I’m not ashamed to admit that I love watching reality TV. I get totally sucked in and can’t look away from the drama and fabricated storylines. Waste of Space has all the best elements of reality tv–24 hour camera feeds, clashing personalities, potential romance, drama, and diversions from the truth about the show.
The reality show, that supposedly blasts teens into space with no adult supervision or training, is created by an outlandish, over-the-top network called DV8. The show “Waste of Space” is created in a world where many other outrageous reality tv shows are popular. The public instantly falls in love with the cast and never questions how teens with no space experience could be sent up there alone. The “spacetronauts” (because astronaut isn’t coined by DV8) become the must watch tv of the year. This is a world where ridiculous reality tv shows are popular and that’s a world I can believe in.
The cast is deliberately chosen by the network to represent diverse stereotypes. The contestants are aware of the molds they’re supposed to fit. Jamarkus knows he’s been cast as a “double diverse” agent–being African American and gay. He sidesteps the assumptions about him and keeps his eyes focused on the end goal–getting a scholarship to MIT. Karou, a teen who was just visiting from Japan and doesn’t even speak English is kidnapped and put into the show. She is the first to figure out that they’re not really in space. Unfortunately none of her co-spacetronauts can understand Japanese. DV8 uses diversity as a marketing ploy without actually understanding it though the teens quickly figure out how to play the system to get what they want.
The entire book is told through video transcripts, emails, recordings of phone calls, and cast video confessions. The formatting made it so easy to read and get every character’s perspective on this strange situation they’ve been put in. The format also lets readers see the entire conception, planning, and execution of the show from the developer’s POV.

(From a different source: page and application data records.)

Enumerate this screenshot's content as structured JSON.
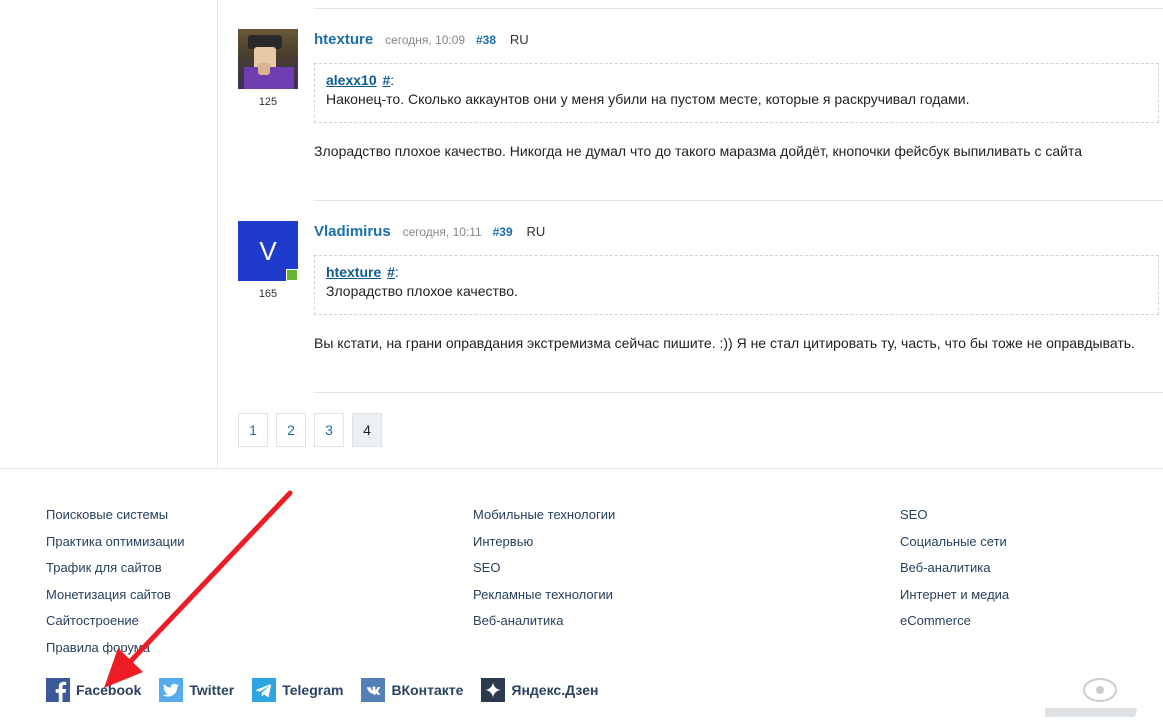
{
  "posts": [
    {
      "author": "htexture",
      "date": "сегодня, 10:09",
      "number": "#38",
      "lang": "RU",
      "rep": "125",
      "avatar_letter": "",
      "quote": {
        "author": "alexx10",
        "hash": "#",
        "colon": ":",
        "text": "Наконец-то. Сколько аккаунтов они у меня убили на пустом месте, которые я раскручивал годами."
      },
      "body": "Злорадство плохое качество. Никогда не думал что до такого маразма дойдёт, кнопочки фейсбук выпиливать с сайта"
    },
    {
      "author": "Vladimirus",
      "date": "сегодня, 10:11",
      "number": "#39",
      "lang": "RU",
      "rep": "165",
      "avatar_letter": "V",
      "quote": {
        "author": "htexture",
        "hash": "#",
        "colon": ":",
        "text": "Злорадство плохое качество."
      },
      "body": "Вы кстати, на грани оправдания экстремизма сейчас пишите. :)) Я не стал цитировать ту, часть, что бы тоже не оправдывать."
    }
  ],
  "pagination": {
    "pages": [
      "1",
      "2",
      "3",
      "4"
    ],
    "current": "4"
  },
  "footer": {
    "col1": [
      "Поисковые системы",
      "Практика оптимизации",
      "Трафик для сайтов",
      "Монетизация сайтов",
      "Сайтостроение",
      "Правила форума"
    ],
    "col2": [
      "Мобильные технологии",
      "Интервью",
      "SEO",
      "Рекламные технологии",
      "Веб-аналитика"
    ],
    "col3": [
      "SEO",
      "Социальные сети",
      "Веб-аналитика",
      "Интернет и медиа",
      "eCommerce"
    ]
  },
  "social": [
    {
      "label": "Facebook",
      "icon": "facebook-icon",
      "color": "#3b5998"
    },
    {
      "label": "Twitter",
      "icon": "twitter-icon",
      "color": "#55acee"
    },
    {
      "label": "Telegram",
      "icon": "telegram-icon",
      "color": "#2ca5e0"
    },
    {
      "label": "ВКонтакте",
      "icon": "vk-icon",
      "color": "#5181b8"
    },
    {
      "label": "Яндекс.Дзен",
      "icon": "zen-icon",
      "color": "#2b3a4f"
    }
  ],
  "colors": {
    "link": "#1a6fad",
    "annotation_arrow": "#ee1c24",
    "avatar_blue": "#1f3bcc",
    "online": "#67b432"
  },
  "watermark": "joxi / screenshot logo"
}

Readers of Margaret Stohl’s Royce Rolls and fans of Big Brother will love this quirky 24/7 look at teens stuck together. Reluctant readers will enjoy this book because of the unique, attention grabbing plot and fun format. The array of characters on board, personalities behind the scenes, and plot twists make this a fast, unforgettable read!